"""
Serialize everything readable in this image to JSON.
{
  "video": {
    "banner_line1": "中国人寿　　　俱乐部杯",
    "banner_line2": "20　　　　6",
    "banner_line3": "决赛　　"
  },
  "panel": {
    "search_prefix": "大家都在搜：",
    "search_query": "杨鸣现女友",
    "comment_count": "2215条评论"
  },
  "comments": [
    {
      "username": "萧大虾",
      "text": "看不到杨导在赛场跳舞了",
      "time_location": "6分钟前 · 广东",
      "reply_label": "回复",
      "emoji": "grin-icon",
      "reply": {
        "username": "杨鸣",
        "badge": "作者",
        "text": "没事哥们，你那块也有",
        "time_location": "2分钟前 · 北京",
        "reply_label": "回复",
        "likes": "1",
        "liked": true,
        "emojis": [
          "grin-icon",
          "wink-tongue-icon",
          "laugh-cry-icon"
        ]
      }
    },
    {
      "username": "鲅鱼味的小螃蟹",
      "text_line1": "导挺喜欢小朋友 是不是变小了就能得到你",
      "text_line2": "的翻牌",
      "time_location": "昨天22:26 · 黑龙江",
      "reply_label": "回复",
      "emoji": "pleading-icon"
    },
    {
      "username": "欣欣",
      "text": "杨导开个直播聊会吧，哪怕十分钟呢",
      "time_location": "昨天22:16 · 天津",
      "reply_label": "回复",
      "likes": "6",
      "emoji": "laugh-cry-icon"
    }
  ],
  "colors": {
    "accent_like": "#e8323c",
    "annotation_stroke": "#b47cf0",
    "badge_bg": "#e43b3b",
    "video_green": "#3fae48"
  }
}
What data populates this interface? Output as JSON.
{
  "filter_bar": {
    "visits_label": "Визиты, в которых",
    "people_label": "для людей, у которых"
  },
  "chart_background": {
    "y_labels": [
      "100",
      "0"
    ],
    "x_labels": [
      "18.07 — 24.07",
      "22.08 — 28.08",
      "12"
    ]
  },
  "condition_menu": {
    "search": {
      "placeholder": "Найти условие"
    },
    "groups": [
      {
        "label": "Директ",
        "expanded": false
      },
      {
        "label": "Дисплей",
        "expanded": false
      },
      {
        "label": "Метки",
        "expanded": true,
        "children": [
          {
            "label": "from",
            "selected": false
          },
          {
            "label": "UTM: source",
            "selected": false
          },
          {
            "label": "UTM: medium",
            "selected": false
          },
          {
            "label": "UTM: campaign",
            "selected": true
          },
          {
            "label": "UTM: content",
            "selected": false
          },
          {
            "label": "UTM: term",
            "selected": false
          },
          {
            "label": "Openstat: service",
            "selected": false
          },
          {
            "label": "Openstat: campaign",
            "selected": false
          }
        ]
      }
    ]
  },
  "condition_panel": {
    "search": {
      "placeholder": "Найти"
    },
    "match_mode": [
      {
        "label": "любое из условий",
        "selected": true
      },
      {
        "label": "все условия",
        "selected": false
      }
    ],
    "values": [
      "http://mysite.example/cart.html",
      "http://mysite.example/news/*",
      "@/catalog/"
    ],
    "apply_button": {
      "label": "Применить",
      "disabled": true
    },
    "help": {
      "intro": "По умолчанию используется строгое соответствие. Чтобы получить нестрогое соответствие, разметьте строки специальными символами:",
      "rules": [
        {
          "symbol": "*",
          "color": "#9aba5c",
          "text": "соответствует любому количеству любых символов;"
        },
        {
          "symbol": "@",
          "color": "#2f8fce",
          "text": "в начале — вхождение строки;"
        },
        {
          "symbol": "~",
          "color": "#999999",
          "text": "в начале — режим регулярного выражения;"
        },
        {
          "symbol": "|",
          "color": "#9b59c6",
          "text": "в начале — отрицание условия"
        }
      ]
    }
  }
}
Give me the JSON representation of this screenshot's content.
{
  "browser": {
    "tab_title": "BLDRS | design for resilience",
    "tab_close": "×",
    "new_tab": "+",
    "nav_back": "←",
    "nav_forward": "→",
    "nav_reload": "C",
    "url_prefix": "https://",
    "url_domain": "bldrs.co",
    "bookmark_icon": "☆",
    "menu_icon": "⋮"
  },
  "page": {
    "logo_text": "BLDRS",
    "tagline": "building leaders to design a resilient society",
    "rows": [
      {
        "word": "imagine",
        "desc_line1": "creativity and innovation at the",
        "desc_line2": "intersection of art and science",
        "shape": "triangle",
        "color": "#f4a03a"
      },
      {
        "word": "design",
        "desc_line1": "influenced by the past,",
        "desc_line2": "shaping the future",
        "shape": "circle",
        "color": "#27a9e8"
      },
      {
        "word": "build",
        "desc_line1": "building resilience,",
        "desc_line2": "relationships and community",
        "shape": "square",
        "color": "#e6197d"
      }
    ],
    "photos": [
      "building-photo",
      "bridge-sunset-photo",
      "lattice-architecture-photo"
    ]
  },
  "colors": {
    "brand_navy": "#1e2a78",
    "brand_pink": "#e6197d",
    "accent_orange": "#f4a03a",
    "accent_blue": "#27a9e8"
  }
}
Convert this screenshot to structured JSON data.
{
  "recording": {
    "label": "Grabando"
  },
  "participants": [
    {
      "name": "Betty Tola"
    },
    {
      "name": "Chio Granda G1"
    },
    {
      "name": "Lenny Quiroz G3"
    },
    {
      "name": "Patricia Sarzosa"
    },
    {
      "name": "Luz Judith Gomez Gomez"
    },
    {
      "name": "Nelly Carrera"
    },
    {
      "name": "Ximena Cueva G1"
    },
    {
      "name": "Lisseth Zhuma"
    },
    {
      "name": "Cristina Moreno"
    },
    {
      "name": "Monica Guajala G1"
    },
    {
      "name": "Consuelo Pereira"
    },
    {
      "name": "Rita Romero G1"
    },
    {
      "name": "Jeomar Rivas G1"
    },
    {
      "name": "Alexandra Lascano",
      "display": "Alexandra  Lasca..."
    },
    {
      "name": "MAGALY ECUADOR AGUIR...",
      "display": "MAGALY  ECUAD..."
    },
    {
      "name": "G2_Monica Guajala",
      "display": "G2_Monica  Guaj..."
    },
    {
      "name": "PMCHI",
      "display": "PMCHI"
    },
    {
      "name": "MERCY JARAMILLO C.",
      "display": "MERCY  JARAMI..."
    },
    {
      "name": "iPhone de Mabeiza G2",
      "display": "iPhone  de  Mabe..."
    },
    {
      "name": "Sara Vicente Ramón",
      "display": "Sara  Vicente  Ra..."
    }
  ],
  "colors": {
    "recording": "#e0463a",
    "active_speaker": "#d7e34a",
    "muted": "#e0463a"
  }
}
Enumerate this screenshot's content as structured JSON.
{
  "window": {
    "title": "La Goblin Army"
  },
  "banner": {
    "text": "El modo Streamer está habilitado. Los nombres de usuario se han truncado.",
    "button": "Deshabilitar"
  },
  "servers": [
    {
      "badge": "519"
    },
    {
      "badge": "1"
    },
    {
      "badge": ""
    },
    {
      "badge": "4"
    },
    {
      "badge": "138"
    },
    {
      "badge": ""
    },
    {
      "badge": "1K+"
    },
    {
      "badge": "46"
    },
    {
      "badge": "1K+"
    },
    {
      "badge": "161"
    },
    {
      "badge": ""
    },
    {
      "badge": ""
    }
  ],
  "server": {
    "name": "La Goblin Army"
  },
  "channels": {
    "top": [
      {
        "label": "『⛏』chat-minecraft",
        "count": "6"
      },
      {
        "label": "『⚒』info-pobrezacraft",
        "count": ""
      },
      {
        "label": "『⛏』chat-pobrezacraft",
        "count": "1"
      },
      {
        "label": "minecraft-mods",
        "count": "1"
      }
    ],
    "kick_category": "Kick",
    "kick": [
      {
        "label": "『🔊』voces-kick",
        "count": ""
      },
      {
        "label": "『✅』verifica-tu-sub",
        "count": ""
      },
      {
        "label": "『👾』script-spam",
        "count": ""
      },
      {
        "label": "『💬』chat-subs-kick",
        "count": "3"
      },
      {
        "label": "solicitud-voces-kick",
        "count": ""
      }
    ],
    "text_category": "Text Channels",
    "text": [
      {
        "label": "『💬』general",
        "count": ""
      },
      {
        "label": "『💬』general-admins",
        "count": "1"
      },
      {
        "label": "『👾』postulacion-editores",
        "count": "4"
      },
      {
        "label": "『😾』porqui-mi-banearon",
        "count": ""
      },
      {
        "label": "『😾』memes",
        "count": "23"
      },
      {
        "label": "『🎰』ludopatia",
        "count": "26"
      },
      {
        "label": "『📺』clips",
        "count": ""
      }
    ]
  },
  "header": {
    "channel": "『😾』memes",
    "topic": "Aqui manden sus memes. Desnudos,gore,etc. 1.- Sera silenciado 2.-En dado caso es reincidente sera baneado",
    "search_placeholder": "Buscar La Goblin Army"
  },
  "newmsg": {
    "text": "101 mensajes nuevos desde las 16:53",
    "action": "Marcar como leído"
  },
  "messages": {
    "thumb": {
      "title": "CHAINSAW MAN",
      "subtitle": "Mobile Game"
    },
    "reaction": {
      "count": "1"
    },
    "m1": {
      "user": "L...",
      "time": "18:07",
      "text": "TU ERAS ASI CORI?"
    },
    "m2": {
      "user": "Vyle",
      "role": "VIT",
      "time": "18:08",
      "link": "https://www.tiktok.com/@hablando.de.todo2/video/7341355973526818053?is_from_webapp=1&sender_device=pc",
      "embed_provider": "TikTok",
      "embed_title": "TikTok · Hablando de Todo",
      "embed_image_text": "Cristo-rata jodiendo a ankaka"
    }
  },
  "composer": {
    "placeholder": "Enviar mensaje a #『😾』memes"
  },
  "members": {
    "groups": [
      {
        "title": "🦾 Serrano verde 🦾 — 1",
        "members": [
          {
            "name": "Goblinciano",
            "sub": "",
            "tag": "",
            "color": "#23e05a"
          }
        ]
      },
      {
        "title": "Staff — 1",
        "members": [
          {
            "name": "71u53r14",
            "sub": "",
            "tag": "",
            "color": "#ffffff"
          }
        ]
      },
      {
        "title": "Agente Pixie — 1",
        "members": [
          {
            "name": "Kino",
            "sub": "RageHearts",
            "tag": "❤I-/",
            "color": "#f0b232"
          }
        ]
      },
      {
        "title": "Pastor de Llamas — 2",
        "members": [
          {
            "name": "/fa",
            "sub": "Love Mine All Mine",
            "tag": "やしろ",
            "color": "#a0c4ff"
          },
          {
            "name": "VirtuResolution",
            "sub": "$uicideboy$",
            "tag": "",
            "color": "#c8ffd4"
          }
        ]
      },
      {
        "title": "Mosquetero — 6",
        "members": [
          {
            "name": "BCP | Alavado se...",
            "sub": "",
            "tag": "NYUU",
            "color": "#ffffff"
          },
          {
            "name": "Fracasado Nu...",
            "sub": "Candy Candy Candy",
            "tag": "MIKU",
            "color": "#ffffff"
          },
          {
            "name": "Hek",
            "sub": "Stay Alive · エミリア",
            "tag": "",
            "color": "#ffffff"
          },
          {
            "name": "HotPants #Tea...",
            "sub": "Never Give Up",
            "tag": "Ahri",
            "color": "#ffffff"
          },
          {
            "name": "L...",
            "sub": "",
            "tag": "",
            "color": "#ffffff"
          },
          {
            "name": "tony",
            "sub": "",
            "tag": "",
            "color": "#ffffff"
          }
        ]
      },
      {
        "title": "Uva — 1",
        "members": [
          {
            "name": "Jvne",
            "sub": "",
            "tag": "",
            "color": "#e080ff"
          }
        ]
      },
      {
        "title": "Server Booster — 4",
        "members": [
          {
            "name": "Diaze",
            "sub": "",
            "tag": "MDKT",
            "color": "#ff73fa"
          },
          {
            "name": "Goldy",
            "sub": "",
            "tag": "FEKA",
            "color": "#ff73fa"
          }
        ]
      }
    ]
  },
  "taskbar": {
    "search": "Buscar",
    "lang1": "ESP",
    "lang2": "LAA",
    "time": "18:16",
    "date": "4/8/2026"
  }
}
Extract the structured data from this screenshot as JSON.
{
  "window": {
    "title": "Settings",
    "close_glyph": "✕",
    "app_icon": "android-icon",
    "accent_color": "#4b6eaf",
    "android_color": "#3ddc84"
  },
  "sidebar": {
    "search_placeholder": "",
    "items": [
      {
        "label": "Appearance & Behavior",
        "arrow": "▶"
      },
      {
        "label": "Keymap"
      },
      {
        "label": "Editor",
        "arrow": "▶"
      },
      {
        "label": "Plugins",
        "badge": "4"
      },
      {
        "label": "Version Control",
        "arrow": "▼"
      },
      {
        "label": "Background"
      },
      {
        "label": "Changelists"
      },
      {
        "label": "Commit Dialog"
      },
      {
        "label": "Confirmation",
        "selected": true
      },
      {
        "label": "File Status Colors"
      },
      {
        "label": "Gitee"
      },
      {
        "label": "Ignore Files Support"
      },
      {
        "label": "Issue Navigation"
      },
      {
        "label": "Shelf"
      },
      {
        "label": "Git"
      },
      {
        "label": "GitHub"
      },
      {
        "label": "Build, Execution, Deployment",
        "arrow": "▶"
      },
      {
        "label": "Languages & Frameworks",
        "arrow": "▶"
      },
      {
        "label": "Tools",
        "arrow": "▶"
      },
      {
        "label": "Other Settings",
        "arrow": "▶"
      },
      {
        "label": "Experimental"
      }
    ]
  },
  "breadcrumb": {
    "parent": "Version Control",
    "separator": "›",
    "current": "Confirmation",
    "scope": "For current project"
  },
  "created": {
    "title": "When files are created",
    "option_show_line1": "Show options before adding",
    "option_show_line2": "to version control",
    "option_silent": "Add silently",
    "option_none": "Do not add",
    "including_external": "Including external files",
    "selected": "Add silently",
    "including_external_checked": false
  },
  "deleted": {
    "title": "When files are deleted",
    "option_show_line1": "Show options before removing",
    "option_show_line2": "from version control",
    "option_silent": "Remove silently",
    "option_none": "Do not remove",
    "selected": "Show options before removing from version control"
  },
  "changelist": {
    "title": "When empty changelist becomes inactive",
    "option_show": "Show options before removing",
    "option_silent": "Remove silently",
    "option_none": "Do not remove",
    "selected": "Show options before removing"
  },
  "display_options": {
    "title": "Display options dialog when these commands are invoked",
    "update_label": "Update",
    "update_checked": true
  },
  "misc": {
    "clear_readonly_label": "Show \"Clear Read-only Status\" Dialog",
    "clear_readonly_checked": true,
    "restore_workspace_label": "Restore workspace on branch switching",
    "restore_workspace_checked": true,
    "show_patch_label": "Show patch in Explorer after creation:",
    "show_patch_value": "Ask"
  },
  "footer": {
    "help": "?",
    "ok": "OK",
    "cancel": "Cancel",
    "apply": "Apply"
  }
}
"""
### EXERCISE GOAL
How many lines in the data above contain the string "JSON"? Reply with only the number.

### WORKED SOLUTION
6